[Note Abrams-1] See Paris Adult Theatre I v. Slaton, 413 U.S. 49, 105-107 (1973) (Brennan, J., dissenting); Redrup v. New York, 386 U.S. 767, 769 (1967); Revere v. Aucella, 369 Mass. 138 , 142-143 (1975), appeal dismissed sub nom. Charger Invs., Inc. v. Corbett, 429 U.S. 877 (1976). Cf. Erznoznik v. Jacksonville, 422 U.S. 205, 208-212 (1975).
[Note Abrams-2] See, e.g., Lehman v. Shaker Heights, 418 U.S. 298, 304 (1974).
[Note Abrams-3] See, e.g., Paris Adult Theatre I v. Slaton, 413 U.S. 49, 105-107 (1973) (Brennan, J., dissenting); Ginsberg v. New York, 390 U.S. 629 (1968); Jacobellis v. Ohio, 378 U.S. 184, 195 (1964). See also Kaplan v. California, 413 U.S. 115, 120 (1973). Cf. Butler v. Michigan, 352 U.S. 380 (1957). I do not consider distribution to minors in detail since it is not involved in this case. See G. L. c. 272, Section 28; St. 1977, c. 917.
[Note Abrams-4] See, e.g., Young v. American Mini Theatres, Inc., 427 U.S. 50, 71-72 (1976); Grayned v. Rockford, 408 U.S. 104 (1972). Cf. Framingham Clinic, Inc. v. Selectmen of Southborough, 373 Mass. 279 , 287 n.13 (1977).
[Note Abrams-5] The Report of the Commission on Obscenity and Pornography recommended the repeal of laws forbidding dissemination of explicit sexual material to consenting adults (id. at 51-56), the adoption of "public display" laws designed to protect unwilling viewers from offensive depictions of sexual activity (id. at 60-62, 67), and the adoption of laws prohibiting dissemination of pornography to minors (id. at 56-60, 66-67).

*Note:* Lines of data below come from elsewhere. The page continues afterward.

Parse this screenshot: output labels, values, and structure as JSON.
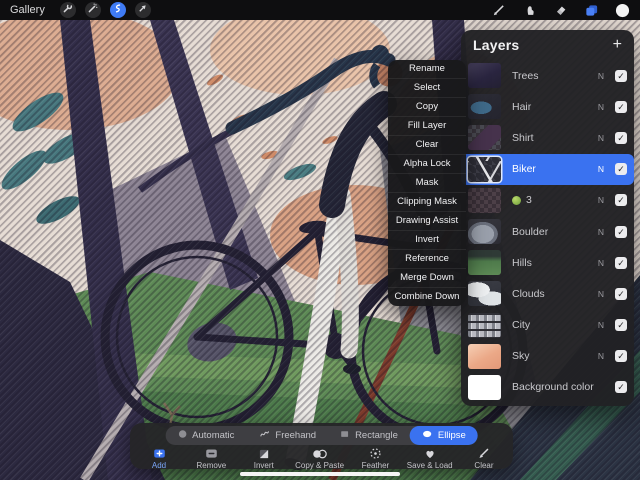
{
  "app": {
    "name_hint": "Procreate-style painting app",
    "accent": "#3a72f0"
  },
  "topbar": {
    "gallery_label": "Gallery",
    "left_tools": [
      {
        "icon": "wrench-icon",
        "active": false
      },
      {
        "icon": "adjustments-wand-icon",
        "active": false
      },
      {
        "icon": "selection-s-icon",
        "active": true
      },
      {
        "icon": "transform-arrow-icon",
        "active": false
      }
    ],
    "right_tools": [
      {
        "icon": "brush-icon",
        "active": false
      },
      {
        "icon": "smudge-finger-icon",
        "active": false
      },
      {
        "icon": "eraser-icon",
        "active": false
      },
      {
        "icon": "layers-stack-icon",
        "active": true
      },
      {
        "icon": "color-disc-icon",
        "active": false
      }
    ]
  },
  "layers_panel": {
    "title": "Layers",
    "add_button": "+",
    "blend_mode_letter": "N",
    "layers": [
      {
        "name": "Trees",
        "blend": "N",
        "checked": true,
        "selected": false,
        "thumb": "trees"
      },
      {
        "name": "Hair",
        "blend": "N",
        "checked": true,
        "selected": false,
        "thumb": "hair"
      },
      {
        "name": "Shirt",
        "blend": "N",
        "checked": true,
        "selected": false,
        "thumb": "shirt"
      },
      {
        "name": "Biker",
        "blend": "N",
        "checked": true,
        "selected": true,
        "thumb": "biker"
      },
      {
        "name": "3",
        "blend": "N",
        "checked": true,
        "selected": false,
        "thumb": "group3",
        "icon": "green-ball-icon"
      },
      {
        "name": "Boulder",
        "blend": "N",
        "checked": true,
        "selected": false,
        "thumb": "boulder"
      },
      {
        "name": "Hills",
        "blend": "N",
        "checked": true,
        "selected": false,
        "thumb": "hills"
      },
      {
        "name": "Clouds",
        "blend": "N",
        "checked": true,
        "selected": false,
        "thumb": "clouds"
      },
      {
        "name": "City",
        "blend": "N",
        "checked": true,
        "selected": false,
        "thumb": "city"
      },
      {
        "name": "Sky",
        "blend": "N",
        "checked": true,
        "selected": false,
        "thumb": "sky"
      },
      {
        "name": "Background color",
        "blend": "",
        "checked": true,
        "selected": false,
        "thumb": "bgcolor"
      }
    ]
  },
  "context_menu": {
    "items": [
      "Rename",
      "Select",
      "Copy",
      "Fill Layer",
      "Clear",
      "Alpha Lock",
      "Mask",
      "Clipping Mask",
      "Drawing Assist",
      "Invert",
      "Reference",
      "Merge Down",
      "Combine Down"
    ]
  },
  "selection_toolbar": {
    "modes": [
      {
        "label": "Automatic",
        "icon": "automatic-circle-icon",
        "selected": false
      },
      {
        "label": "Freehand",
        "icon": "freehand-squiggle-icon",
        "selected": false
      },
      {
        "label": "Rectangle",
        "icon": "rectangle-icon",
        "selected": false
      },
      {
        "label": "Ellipse",
        "icon": "ellipse-icon",
        "selected": true
      }
    ],
    "actions": [
      {
        "label": "Add",
        "icon": "add-plus-icon",
        "active": true
      },
      {
        "label": "Remove",
        "icon": "remove-minus-icon",
        "active": false
      },
      {
        "label": "Invert",
        "icon": "invert-square-icon",
        "active": false
      },
      {
        "label": "Copy & Paste",
        "icon": "copy-paste-circles-icon",
        "active": false
      },
      {
        "label": "Feather",
        "icon": "feather-dotted-circle-icon",
        "active": false
      },
      {
        "label": "Save & Load",
        "icon": "heart-icon",
        "active": false
      },
      {
        "label": "Clear",
        "icon": "clear-brush-icon",
        "active": false
      }
    ]
  }
}
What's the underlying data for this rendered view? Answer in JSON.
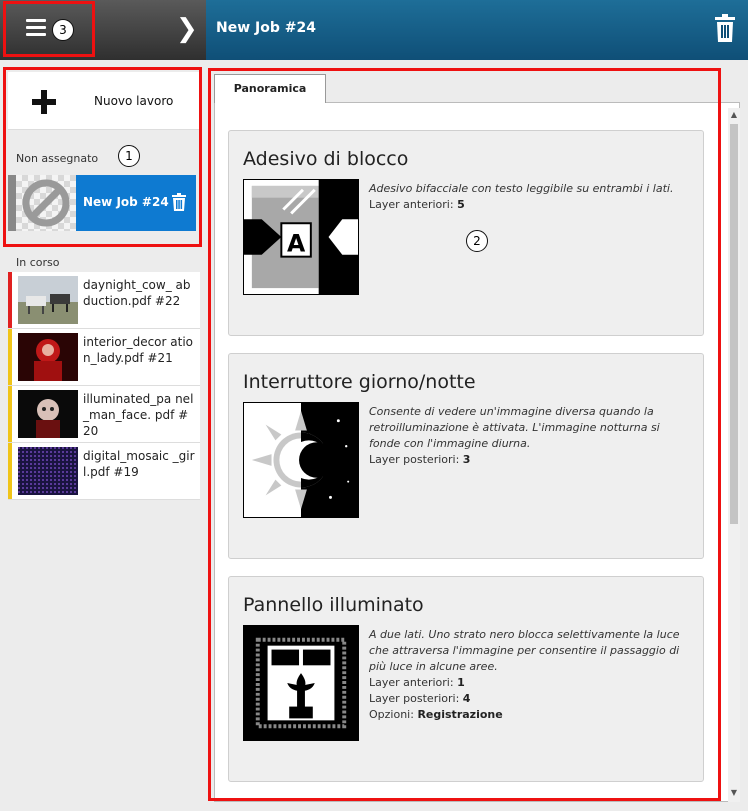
{
  "header": {
    "job_title": "New Job #24",
    "menu_icon": "hamburger-menu-icon",
    "chevron_icon": "chevron-right-icon",
    "trash_icon": "trash-icon"
  },
  "callouts": [
    "1",
    "2",
    "3"
  ],
  "sidebar": {
    "new_job_label": "Nuovo lavoro",
    "unassigned_label": "Non assegnato",
    "selected_job": {
      "label": "New Job #24"
    },
    "in_progress_label": "In corso",
    "jobs": [
      {
        "name": "daynight_cow_ abduction.pdf #22",
        "status_color": "#e02020"
      },
      {
        "name": "interior_decor ation_lady.pdf #21",
        "status_color": "#f0c419"
      },
      {
        "name": "illuminated_pa nel_man_face. pdf #20",
        "status_color": "#f0c419"
      },
      {
        "name": "digital_mosaic _girl.pdf #19",
        "status_color": "#f0c419"
      }
    ]
  },
  "main": {
    "tab_label": "Panoramica",
    "cards": [
      {
        "title": "Adesivo di blocco",
        "description": "Adesivo bifacciale con testo leggibile su entrambi i lati.",
        "props": [
          {
            "label": "Layer anteriori:",
            "value": "5"
          }
        ]
      },
      {
        "title": "Interruttore giorno/notte",
        "description": "Consente di vedere un'immagine diversa quando la retroilluminazione è attivata. L'immagine notturna si fonde con l'immagine diurna.",
        "props": [
          {
            "label": "Layer posteriori:",
            "value": "3"
          }
        ]
      },
      {
        "title": "Pannello illuminato",
        "description": "A due lati. Uno strato nero blocca selettivamente la luce che attraversa l'immagine per consentire il passaggio di più luce in alcune aree.",
        "props": [
          {
            "label": "Layer anteriori:",
            "value": "1"
          },
          {
            "label": "Layer posteriori:",
            "value": "4"
          },
          {
            "label": "Opzioni:",
            "value": "Registrazione"
          }
        ]
      }
    ]
  },
  "colors": {
    "header_blue": "#0f4f77",
    "selected_blue": "#0e7ad1",
    "highlight_red": "#e11111"
  }
}
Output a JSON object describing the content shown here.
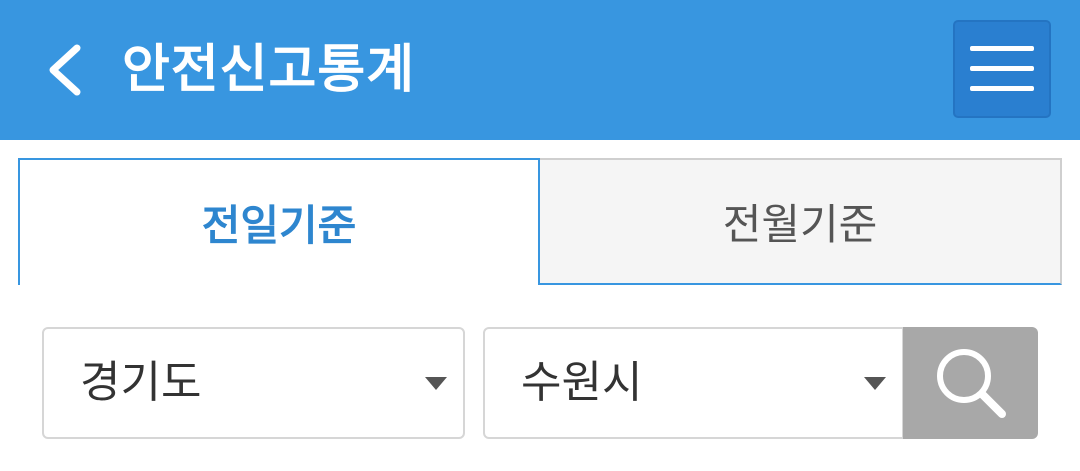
{
  "header": {
    "title": "안전신고통계",
    "back_icon": "chevron-left-icon",
    "menu_icon": "hamburger-menu-icon",
    "bg_color": "#3896e0"
  },
  "tabs": [
    {
      "label": "전일기준",
      "active": true
    },
    {
      "label": "전월기준",
      "active": false
    }
  ],
  "filters": {
    "province": {
      "selected": "경기도"
    },
    "city": {
      "selected": "수원시"
    },
    "search_icon": "search-icon"
  },
  "colors": {
    "accent": "#3896e0",
    "active_tab_text": "#2e86cf",
    "search_button": "#a8a8a8"
  }
}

[Note Abrams-6] Six States -- Iowa, Montana, New Mexico, South Dakota, Vermont, and West Virginia -- have enacted obscenity statutes which only prohibit distribution to minors. See Lockhart, Escape From the Chill of Uncertainty: Explicit Sex and The First Amendment, 9 Ga. L. Rev. 533, 535 nn.12, 13 (1975).
[Note Abrams-7] Not the least of such benefits is that such an approach would serve "as an anchor to windward and as a guard against surprise in case of some future shift in the rulings of the Supreme Court of the United States." Commonwealth v. Monosson, 351 Mass. 327 , 330 (1966) (search warrant affidavit).
[Note Abrams-8] See Commonwealth v. Balthazar, 366 Mass. 298 , 302 (1974); Commonwealth v. Scagliotti, 373 Mass. 626 , 628-629 (1977); Commonwealth v. King, ante 5, 14 (1977). See also Commonwealth v. Reilly, 5 Mass. App. Ct. 435 , 437 (1977). The primary inference to be drawn from the variety of circumstances presented by these cases is that there are limits on the ability of the Commonwealth to intrude into the private behavior of consenting adults in the area of sexual conduct. This limitation occurring as it does in the context of some of the most personal of life's choices may well apply to obscenity viewed or read by consenting adults.